Application Process for Tallow to Large Round Bales:
Melting of processed tallow requires a minimum heat of 130 degrees.

Pump Capacity – Flow of 1-2 GPM

Pressure Required – Maximum of 30 PSI required. 30 PSI can begin to vaporize tallow which can reduced even covering of tallow on outer layer of bale.

Application Rate: 1-2 G/Bale

Time-Application: 1-2 Minimum/Bale

Cost: 2 Gallons at 8 lbs. +/- / Gallon at .39 cents/lb. = $6.24/Bale **Market price varies

This is more expensive than covering with plastic or barn storage but what must be considered are:
- Application Cost and Time of Tallow (Including Equipment requirements and Hay Saved and Time Saved)
- Time Required for Barn Storage or Plastic Application (or Time then required to Feed and Hay (Value) Losses)

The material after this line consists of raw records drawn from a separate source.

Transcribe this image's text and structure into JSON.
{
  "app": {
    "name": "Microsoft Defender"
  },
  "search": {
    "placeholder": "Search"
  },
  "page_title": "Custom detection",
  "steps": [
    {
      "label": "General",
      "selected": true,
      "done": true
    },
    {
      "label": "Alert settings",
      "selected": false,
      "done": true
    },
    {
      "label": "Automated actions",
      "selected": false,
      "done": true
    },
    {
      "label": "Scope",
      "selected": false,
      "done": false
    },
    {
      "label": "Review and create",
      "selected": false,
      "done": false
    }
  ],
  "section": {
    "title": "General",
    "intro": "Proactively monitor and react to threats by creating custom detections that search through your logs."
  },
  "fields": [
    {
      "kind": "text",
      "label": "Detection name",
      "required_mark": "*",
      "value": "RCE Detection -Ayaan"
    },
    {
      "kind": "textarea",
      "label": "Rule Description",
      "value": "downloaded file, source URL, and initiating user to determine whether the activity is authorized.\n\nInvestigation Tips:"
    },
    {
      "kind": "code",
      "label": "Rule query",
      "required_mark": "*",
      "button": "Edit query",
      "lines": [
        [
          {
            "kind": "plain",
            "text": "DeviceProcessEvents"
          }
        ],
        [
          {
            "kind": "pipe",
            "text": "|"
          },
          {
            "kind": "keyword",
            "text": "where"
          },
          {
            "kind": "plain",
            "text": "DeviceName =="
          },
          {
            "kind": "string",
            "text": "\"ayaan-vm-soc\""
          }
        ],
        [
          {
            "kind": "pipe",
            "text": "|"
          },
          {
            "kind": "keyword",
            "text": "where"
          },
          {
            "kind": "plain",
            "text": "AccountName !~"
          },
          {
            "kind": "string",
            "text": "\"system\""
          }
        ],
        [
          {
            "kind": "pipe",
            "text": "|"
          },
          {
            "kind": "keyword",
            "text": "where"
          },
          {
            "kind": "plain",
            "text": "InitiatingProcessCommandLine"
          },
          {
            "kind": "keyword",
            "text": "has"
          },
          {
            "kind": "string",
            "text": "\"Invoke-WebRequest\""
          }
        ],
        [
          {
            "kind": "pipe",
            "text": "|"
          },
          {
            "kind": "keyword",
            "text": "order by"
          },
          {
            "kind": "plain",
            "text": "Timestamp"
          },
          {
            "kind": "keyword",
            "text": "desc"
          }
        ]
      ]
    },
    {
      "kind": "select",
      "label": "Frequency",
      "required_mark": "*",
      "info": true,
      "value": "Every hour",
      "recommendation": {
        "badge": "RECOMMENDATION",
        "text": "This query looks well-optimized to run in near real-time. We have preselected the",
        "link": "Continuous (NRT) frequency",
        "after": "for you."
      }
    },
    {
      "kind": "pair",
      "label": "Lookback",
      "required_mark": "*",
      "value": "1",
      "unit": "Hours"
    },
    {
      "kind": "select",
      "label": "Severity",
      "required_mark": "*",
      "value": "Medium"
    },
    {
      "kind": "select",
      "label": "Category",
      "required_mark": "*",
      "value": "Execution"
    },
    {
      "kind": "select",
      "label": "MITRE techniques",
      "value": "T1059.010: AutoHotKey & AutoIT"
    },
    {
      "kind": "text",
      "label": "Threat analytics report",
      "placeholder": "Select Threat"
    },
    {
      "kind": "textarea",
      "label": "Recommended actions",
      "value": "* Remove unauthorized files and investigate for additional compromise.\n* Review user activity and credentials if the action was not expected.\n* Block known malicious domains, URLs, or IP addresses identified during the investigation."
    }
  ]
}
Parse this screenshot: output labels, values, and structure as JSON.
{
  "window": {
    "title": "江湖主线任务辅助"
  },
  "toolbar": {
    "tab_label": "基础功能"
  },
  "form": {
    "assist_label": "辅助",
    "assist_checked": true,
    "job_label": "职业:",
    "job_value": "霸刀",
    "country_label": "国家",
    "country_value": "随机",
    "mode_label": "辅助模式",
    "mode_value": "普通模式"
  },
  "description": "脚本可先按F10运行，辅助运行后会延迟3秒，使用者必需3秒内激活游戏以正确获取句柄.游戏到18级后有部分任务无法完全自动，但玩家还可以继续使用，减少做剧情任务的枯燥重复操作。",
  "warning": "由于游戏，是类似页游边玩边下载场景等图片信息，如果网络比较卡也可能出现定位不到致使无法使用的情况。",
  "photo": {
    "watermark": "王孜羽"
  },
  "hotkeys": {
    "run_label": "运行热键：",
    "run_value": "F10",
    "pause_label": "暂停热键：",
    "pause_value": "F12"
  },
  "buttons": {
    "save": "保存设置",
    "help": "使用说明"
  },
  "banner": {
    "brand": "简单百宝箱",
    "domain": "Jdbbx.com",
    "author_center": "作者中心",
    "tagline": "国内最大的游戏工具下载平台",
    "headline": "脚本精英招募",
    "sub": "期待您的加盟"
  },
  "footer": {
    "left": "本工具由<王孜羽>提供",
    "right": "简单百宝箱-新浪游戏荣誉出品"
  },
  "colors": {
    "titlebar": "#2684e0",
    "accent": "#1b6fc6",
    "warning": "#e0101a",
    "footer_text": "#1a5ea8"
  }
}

The University of Missouri is currently applying for a patent on the process of beef tallow application and the Parkhurst Manufacturing Company is working on licensing agreements with the beef tallow processors so that the flaked tallow cannot be sold to anyone without a license provided by Parkhurst. This will make it difficult, if not impossible to get the flaked tallow without purchasing a M.U. – Parkhurst Tallow Applicator at a cost of $2,800.00.

For my public outreach I participated in the Heartland Network Roundup February 18th at Manhattan Kansas and I will also have a field day June 24th, 1995 showing my grazing system and pasture changes and improvements since beginning the grazing trials. I have also been active with the Trico Grazers cluster – a small groups of farmers and Nazarene College students and instructors getting together to learn and discuss alternative methods of production and marketing in today agriculture.